◆ Activity ◆
Determine which lines of the records include the word "Austin", and copy them.

--- Information ---

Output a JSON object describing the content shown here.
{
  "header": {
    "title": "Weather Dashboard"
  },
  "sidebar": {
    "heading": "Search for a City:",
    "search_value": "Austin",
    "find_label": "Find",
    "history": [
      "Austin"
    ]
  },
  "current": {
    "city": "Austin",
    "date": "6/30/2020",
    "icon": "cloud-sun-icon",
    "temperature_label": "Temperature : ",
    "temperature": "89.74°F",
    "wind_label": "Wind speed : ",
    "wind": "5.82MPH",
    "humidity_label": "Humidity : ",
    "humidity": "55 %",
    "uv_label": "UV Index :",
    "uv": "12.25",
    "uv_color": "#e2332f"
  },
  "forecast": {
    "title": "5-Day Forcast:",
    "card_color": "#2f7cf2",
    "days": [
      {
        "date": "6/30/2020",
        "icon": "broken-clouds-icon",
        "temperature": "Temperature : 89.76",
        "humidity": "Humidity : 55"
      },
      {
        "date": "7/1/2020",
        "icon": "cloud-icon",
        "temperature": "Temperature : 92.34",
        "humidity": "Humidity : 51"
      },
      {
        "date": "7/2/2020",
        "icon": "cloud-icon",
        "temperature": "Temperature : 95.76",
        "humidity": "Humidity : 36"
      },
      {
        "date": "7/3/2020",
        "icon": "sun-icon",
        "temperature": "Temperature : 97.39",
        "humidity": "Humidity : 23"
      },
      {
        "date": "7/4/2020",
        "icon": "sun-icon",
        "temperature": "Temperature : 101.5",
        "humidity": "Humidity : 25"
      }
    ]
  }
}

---

◆ Result ◆
    "search_value": "Austin",
      "Austin"
    "city": "Austin",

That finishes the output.